A Fairfax County firefighter for 28 years, Jimmy Breslin died of cancer last year at age 55, but he’s never far from the thoughts of his friends and family. And in tribute to him, they raise money for and participate in The Ride to Conquer Cancer.
This bicycling event doesn’t happen until September, but the eight members of Team Jim Breslin – captained by his brother Tim – are already hard at work training and raising funds.
“It means a lot because I’m doing something in honor and memory of my brother,” said Tim Breslin. “And the money raised truly benefits people in their treatments and in the prevention of cancer.”
Both brothers have ties to the local area. They were born and raised in Fairfax and graduated from Woodson High. And Jimmy served at both Centreville Fire Stations 17 and 38.
THE RIDE is Sept.19-20; proceeds go to the Johns Hopkins Kimmel Cancer Center, plus Sibley Memorial, Suburban and Howard County General hospitals. It’s not a race, so cyclists of all abilities may participate.
To donate or register, go to www.ridetovictory.org or call 855-822-RIDE. Or contribute directly to Team Jim Breslin at http://www.ridetovictory.org/site/TR/Events/2015WashingtonDC?team_id=5822&pg=team&fr_id=1091.
Jimmy and his wife Janet had three children and three grandchildren. “He was a real, family man,” said Tim Breslin. “His family was his number-one priority, so it was incredibly tough when he died.”
Yet Jimmy definitely left his mark on the world. After retiring as a firefighter, he became a special-needs bus driver and route manager for Prince William County Public Schools. “He asked for special-needs children; that was his second calling in life,” said Breslin. “He loved them like his own kids and, in his house, he’d show you stuff they’d made for him.”
But in 2012, Jimmy was diagnosed with esophageal cancer and battled it as best he could. “Then in January 2014, one of our sisters, Maureen Romano, heard about the Ride and told us about it,” said Breslin. It’s 150 miles – 75 miles/day over two days – in Maryland and Washington, D.C., and each rider has to raise a minimum of $2,500.
“I’d never done anything like that before,” said Breslin. “But she and I wanted to do it to support our brother because he was in the fight of his life.” Two months later, on March 27, 2014, Jimmy lost his battle. “We were just running individually,” said Breslin. “But when Jimmy died, other friends and family members asked if they could join, and soon we became a team. And altogether, we raised $38,153.”
Now they’re preparing for the second annual Ride to Conquer Cancer. Besides Tim Breslin, a 28-year police officer in Chesapeake, Va., the other members of Team Jim Breslin are: Brent Schnupp, a firefighter/paramedic with Station 38; Patrick Breslin, one of Jimmy’s sons; Michelle Breslin, married to Jimmy’s son Joey, also a Fairfax County firefighter; Jason Smith, married to Jimmy’s daughter Jennifer; Fairfax County firefighter/paramedic Kristin Gaulard and her husband Jeff; and Mike Ashley, son of retired county firefighter Dave Ashley, who worked with Jimmy.
“Last year, I raised $12,489; so this year, I want to raise $1 more,” said Tim Breslin. “So far, I’m at $2,495, so I’ve got some work to do.” Basically, he solicits donations from family, friends and associates.

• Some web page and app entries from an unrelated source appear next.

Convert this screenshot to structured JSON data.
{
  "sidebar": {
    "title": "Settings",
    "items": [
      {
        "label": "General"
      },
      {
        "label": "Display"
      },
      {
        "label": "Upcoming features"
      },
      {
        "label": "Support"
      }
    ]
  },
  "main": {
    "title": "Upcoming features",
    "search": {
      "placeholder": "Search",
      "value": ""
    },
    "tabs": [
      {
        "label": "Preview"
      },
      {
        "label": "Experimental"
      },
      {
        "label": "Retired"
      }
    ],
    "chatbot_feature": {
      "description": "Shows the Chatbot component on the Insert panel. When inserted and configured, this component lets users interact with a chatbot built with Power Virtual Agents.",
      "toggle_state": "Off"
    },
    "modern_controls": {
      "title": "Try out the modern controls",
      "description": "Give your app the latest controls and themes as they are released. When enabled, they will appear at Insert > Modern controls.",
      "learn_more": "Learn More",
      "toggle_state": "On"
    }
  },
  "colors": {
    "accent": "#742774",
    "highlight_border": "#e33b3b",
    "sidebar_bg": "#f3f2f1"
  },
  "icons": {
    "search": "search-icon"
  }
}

And on his Facebook page, he posts photos of his weekend bike rides to remind people of the upcoming event and let the contributors see how he’s getting ready.
“I try to ride three or four times a week and work out in the gym on the treadmill and elliptical,” he said. “And I’ve come to enjoy the mental and physical aspects of riding and exercising.” For Breslin, the toughest parts of the Ride are the hills, because there aren’t any hills where he lives. It was also difficult for him to ask people for money, but he knew the funds would benefit people like his late brother.

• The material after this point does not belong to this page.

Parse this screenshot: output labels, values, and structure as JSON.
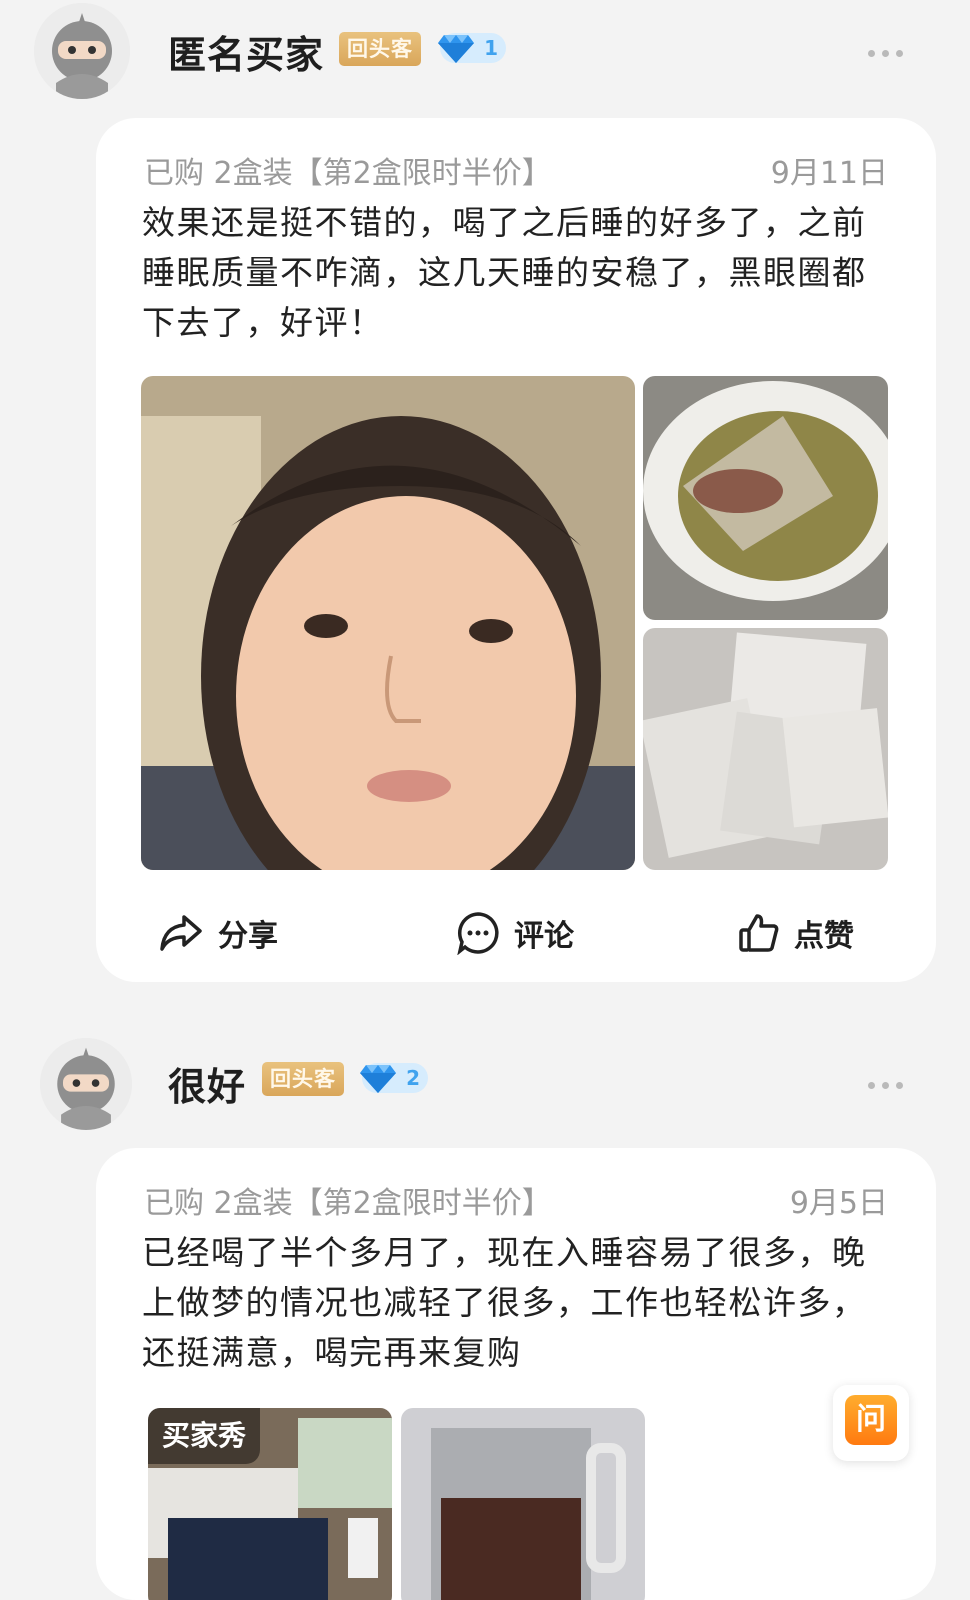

THE BEST PART was arriving at the finish line of last year’s event. “We all stopped about a minute away and called Jimmy’s wife to tell her we were about there,” said Breslin. “As we approached and were announced, there were so many friends and family members cheering us on – and all of them were wearing their ‘Team Jim Breslin’ T-shirts.”
“It was overwhelming to see them there, knowing they’d been waiting for us for hours,” he continued. “And it felt good to be part of something so big and important that’s really going to help people. Some cancer survivors ride, too, with big orange flags on their bikes, and seeing them is also inspirational.”
Describing Jimmy as kind, generous, loving and witty, Breslin said he always had something funny to say. “People enjoyed working with him and knew they could count on him,” said Breslin. “Jimmy made others feel special; he asked about them and showed an interest in them, so they were drawn to him. In his jobs with the Fire Department and school system, he liked serving others and valued the bonds he formed with his friends and co-workers.”
So, said Breslin, it meant a great deal to his brother that people were donating money to cancer research because of him. And that’s why doing the Ride in his name is “really special,” said Breslin. “It keeps him alive for us, and he continues to help people, even though he’s no longer with us.”